superiority of math versus pure physics by the division of 1 eV with c^2 giving
the link between matter and energy. Matter = energy/(lightspeed * lightspeed.)
But to me the pure physics is not in an minor position to math by the finding
of another link between matter and energy which is as good as matters itself.
By the finding of another link we see that math and pure physics are equal in
the search of a answer in common physics.
Seriously, the word 'superior' implies a decision has been (or could be)
made regarding the relative merits of two alternatives. The 'merits' are
evaluated according to some criteria. These criteria will necessarily
depend on the application to which the two alternatives have been (or will
Bottom line: 'superiority' is a relative and conditional term.
As 'energy' is defined in physics, the 'link' is a factor with the
dimensions of speed squared.
There is a *correspondence* based on the Principle of Relativity. This is
not the same thing as "synonyms." When mass is given in electron-Volts (eV)
it is done ONLY in applications in which some massive particle is moving at
a significant fraction of the speed of light. For example, physicists
routinely discuss the energy of a photon as so many ev, but never the *mass*
of a photon.
The existence of a connection between mass and energy demonstrates the
'superiority' of math to pure physics exactly how???
This arrangement of words demonstrates conclusively that English is not your
first language. Please, find a more competent translator for your sentences
before trying to post in English. The multiple grammatical problems here
render the sentences almost devoid of sense.
We are discussing *your* question: "Finding the common unit or link between
matter and energy?" We will need a definition of "link" which is
appropriate and acceptable in BOTH contexts before we can confront the
problem. ["Mass" and "energy" both have definitions already which are

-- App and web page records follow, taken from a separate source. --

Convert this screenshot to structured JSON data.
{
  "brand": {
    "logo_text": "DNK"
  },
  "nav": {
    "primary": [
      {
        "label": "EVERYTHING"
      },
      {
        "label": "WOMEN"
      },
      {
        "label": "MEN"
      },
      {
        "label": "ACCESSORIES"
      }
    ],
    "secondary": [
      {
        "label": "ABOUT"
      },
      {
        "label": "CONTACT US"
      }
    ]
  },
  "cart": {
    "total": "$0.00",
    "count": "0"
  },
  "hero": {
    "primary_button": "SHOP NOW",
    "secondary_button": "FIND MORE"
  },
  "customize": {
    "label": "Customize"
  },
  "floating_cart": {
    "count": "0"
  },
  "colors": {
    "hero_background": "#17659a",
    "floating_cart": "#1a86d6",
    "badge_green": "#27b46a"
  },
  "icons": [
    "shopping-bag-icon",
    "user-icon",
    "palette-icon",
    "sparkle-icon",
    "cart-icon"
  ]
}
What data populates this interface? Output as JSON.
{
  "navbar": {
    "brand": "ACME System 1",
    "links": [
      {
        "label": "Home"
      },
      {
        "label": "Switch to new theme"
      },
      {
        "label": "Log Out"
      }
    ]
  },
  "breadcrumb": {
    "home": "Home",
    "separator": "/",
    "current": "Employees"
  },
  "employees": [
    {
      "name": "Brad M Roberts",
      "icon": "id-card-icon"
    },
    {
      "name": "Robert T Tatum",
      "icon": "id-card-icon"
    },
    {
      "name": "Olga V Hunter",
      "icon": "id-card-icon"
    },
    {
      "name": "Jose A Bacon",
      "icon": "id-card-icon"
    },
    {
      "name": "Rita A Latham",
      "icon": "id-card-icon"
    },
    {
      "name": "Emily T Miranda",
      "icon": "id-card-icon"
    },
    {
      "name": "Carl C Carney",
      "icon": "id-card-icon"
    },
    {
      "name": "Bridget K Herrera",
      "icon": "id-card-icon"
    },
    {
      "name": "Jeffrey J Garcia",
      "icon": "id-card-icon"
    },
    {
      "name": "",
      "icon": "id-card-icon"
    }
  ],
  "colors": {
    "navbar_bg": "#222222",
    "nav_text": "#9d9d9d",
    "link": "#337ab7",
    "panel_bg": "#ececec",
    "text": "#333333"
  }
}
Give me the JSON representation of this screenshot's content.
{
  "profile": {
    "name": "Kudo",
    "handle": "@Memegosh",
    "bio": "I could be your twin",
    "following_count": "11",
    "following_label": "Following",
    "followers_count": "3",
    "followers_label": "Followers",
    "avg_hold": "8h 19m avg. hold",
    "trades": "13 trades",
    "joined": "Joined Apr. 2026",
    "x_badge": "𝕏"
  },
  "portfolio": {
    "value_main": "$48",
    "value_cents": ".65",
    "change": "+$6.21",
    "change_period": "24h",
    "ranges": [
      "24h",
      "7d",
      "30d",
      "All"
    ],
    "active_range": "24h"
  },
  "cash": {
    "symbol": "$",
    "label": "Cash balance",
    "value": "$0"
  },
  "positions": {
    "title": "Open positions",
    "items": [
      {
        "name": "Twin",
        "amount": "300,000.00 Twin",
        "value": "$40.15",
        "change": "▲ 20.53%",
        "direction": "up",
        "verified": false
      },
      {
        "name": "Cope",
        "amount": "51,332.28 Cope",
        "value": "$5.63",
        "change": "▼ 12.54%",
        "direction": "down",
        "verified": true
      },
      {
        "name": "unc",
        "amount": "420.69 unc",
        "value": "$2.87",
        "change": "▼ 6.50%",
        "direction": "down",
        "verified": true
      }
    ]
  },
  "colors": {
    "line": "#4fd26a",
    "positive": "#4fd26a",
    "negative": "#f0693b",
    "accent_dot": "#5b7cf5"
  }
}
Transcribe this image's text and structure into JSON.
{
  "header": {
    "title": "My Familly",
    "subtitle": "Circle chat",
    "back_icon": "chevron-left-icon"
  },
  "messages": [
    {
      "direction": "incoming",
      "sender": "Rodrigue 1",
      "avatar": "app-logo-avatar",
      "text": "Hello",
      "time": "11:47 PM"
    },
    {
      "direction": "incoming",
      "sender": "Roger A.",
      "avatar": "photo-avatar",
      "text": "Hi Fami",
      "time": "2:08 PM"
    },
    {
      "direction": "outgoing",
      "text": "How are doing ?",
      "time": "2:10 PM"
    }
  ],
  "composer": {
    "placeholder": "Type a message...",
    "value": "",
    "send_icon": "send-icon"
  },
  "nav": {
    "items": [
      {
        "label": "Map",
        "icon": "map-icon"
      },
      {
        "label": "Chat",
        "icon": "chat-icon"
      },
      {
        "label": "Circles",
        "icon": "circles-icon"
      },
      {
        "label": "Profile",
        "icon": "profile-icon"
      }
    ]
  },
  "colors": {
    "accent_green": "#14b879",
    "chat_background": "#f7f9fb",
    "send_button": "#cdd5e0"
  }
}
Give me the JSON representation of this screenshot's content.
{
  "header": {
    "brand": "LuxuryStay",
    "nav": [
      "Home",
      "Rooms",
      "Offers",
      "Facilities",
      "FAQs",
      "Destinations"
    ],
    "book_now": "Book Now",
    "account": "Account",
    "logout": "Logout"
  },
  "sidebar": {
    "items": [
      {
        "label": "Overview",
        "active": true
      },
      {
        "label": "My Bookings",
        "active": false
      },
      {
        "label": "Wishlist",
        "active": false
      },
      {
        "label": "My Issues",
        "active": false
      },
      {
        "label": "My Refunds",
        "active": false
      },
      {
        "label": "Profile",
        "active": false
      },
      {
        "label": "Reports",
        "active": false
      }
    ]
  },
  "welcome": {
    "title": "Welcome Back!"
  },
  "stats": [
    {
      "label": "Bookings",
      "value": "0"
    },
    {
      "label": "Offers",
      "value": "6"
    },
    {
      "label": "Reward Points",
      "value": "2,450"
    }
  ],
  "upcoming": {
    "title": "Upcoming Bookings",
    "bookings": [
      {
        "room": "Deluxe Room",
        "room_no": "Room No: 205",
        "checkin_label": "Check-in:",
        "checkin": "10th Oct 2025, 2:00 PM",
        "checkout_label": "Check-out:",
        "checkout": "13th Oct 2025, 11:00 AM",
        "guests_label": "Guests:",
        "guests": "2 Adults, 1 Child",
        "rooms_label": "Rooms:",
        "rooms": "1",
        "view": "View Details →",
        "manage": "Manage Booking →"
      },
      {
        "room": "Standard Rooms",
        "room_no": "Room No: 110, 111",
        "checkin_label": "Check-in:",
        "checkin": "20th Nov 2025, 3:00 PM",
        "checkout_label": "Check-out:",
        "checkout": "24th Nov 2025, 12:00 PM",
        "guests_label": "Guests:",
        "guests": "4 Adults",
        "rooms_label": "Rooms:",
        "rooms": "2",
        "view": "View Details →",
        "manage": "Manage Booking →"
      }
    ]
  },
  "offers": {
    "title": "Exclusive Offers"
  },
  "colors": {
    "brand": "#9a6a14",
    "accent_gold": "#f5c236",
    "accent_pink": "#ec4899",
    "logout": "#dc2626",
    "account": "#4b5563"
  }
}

equally satisfactory in either context.]
Choose one: [Only registered users see links. ]
Come back when you have figured out what you want to talk about.